MICHELE NORRIS, Host:
From NPR News, this is ALL THINGS CONSIDERED. I'm Michele Norris.
ROBERT SIEGEL, Host:
And I'm Robert Siegel.
NORRIS: Two years from now, spam will be solved. He said that in 2004. And today, the typical online mailbox is still packed with it. It's estimated that 90 percent of email traffic is spam, and there doesn't seem to be any technical solution out there that's up to the job of controlling it.
NORRIS: Stefan Savage is a professor of computer science and engineering at the University of California, San Diego. Welcome to the program.
P: Thank you very much, pleasure to be here.
SIEGEL: And first, tell us about the scope of your work here. How much spam did you and your colleagues actually consume?
P: We looked at about a billion unique spam messages over the course of three months and then followed all of the links contained therein and visited the websites that were advertising projects.
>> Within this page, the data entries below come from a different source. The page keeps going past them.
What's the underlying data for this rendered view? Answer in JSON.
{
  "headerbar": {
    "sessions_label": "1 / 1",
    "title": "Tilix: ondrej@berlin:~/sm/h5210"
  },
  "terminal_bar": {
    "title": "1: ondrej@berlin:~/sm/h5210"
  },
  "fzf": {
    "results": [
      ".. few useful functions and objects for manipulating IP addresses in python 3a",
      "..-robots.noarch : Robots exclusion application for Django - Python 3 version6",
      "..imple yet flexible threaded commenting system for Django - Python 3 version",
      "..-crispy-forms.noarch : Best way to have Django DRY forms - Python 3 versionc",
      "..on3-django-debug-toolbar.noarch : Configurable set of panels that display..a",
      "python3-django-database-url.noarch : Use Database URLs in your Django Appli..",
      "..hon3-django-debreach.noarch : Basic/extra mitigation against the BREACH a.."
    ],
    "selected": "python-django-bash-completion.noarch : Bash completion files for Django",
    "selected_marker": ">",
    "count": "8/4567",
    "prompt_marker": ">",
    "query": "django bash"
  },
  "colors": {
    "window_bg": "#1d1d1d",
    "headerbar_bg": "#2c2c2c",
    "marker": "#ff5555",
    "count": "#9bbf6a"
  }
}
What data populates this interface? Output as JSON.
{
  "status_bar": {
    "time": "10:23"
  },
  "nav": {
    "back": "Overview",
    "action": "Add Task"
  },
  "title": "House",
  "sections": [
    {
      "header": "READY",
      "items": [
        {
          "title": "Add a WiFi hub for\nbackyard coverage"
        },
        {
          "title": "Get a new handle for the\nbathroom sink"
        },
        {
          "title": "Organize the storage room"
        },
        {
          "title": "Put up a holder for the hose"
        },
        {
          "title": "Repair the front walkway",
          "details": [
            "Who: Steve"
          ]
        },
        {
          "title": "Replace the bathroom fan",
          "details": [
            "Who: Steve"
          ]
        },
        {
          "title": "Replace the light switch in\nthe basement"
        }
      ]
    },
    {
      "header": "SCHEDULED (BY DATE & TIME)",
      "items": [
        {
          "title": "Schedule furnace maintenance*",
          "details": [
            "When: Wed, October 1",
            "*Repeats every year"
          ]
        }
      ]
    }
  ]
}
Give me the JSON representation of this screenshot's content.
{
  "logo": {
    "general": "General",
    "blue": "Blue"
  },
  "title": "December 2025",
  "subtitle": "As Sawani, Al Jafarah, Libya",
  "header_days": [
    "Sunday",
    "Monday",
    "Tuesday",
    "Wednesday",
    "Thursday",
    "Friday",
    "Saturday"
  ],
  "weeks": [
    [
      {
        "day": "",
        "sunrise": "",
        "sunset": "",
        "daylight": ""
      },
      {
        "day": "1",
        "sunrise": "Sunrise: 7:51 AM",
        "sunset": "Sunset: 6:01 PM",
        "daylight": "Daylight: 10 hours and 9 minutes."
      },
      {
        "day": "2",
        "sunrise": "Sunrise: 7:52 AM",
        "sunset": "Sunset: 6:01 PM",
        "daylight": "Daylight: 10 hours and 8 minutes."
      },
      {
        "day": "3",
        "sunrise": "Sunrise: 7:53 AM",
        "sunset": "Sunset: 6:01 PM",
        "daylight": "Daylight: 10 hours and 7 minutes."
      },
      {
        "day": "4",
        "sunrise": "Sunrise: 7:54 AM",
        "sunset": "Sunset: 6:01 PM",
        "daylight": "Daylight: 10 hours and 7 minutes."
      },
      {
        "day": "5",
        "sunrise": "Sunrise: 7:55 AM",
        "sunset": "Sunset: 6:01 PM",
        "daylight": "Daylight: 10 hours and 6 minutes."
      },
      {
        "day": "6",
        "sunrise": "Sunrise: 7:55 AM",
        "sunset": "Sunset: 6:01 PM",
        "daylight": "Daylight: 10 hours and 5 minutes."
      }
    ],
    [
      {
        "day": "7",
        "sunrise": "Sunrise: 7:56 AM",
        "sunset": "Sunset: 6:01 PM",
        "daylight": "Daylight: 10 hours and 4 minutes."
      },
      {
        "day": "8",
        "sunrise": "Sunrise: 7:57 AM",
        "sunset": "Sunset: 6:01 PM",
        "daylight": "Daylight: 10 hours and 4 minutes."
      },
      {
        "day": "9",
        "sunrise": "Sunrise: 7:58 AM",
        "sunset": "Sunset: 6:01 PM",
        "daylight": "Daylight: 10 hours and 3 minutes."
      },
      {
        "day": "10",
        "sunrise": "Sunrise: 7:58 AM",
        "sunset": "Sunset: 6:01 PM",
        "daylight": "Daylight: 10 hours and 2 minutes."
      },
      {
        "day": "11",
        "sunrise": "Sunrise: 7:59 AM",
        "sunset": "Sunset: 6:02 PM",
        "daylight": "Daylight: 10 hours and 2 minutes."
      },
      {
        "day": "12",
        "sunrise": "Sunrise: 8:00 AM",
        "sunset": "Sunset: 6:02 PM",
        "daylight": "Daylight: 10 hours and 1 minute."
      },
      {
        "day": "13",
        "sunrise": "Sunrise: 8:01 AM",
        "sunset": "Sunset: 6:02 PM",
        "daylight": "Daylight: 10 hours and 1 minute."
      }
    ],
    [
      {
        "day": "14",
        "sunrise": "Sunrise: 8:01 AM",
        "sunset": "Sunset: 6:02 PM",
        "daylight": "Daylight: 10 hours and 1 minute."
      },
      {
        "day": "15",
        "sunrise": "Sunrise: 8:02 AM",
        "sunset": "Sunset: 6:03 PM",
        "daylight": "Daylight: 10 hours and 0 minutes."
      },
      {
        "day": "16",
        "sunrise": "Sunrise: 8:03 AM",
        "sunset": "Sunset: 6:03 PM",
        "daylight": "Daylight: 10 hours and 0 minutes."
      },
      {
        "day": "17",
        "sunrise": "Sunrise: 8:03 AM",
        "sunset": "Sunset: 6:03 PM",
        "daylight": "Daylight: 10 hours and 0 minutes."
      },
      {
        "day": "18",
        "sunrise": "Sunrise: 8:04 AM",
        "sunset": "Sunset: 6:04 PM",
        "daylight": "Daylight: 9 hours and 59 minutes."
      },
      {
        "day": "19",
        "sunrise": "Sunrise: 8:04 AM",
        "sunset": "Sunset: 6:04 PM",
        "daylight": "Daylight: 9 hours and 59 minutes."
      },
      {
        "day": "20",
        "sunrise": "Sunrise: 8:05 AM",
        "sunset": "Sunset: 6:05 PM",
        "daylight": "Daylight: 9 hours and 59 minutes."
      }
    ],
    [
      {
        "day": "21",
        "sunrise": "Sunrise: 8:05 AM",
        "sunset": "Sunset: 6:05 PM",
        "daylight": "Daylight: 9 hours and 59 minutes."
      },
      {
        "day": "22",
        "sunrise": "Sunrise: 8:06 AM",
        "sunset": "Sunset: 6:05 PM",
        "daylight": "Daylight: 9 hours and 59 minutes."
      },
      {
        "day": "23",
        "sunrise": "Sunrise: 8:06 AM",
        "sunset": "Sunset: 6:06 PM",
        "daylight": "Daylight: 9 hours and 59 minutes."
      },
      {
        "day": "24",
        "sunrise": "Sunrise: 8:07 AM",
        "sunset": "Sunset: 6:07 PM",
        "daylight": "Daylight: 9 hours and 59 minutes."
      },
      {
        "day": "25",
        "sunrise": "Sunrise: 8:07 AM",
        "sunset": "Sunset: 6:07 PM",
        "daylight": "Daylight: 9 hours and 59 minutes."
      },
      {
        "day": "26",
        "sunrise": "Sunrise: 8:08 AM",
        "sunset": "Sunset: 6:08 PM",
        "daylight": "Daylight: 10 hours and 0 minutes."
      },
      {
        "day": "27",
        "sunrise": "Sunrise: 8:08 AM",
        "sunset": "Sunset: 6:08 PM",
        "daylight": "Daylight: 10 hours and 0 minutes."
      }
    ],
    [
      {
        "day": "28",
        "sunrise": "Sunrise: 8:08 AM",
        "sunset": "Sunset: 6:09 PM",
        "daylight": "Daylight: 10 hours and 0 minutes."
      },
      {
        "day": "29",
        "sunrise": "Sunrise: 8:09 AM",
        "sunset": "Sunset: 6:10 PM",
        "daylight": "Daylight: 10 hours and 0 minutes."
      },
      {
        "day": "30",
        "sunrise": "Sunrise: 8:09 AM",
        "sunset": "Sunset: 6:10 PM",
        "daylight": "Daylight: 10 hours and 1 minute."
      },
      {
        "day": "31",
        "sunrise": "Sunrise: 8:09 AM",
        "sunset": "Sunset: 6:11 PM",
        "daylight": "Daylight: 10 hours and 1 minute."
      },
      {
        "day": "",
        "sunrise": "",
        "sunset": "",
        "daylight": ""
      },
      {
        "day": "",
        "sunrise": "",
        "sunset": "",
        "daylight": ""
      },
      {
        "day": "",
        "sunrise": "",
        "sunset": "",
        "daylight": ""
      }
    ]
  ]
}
SIEGEL: And actually bought stuff?
P: That's right.
SIEGEL: And then when you analyzed all of these transactions, what did you find?
P: And what we found is that at most stages of this pipeline, it's very hard to do anything effective because there are so many alternatives and it's so easy to switch. The single biggest exception, however, is in the case of payment processing and merchant bank services.
SIEGEL: Banking, you found that a very small number of banks account for a very large share of the spam business.
P: That's absolutely right. Ninety-five percent run through just a handful of banks.
SIEGEL: A handful, meaning?
P: Three: One in Azerbaijan, one in Saint Kitts and Nevis, and another - previously they were using one in Latvia, now it appears to be in Russia.
SIEGEL: And is there obvious recourse to these banks or these countries to get them to stop doing it?
P: The alternative is to look at this from a domestic standpoint, because ultimately the money that funds this activity is U.S. money. And the banks that issue credit cards - Chase, Bank of America, and so forth - were simply to refuse to honor transactions with those particular foreign banks for these particular class of services, it would demonetize the entire activity.
SIEGEL: And which was your view here? That it just happens that there are three banks eager to do this trade? Or that if you blocked transactions of this sort being paid by American banks for SPAM, to those three banks, that three more banks in three different countries would step in and do the work?
P: So it's one of those rare cases where the defender actually has a huge time advantage, if they choose to take this approach.
SIEGEL: Professor Savage, thank you very much for talking with us.
P: Thank you, my pleasure.
SIEGEL: That's Stefan Savage, professor of computer science and engineering at the University of California, San Diego. Transcript provided by NPR, Copyright NPR.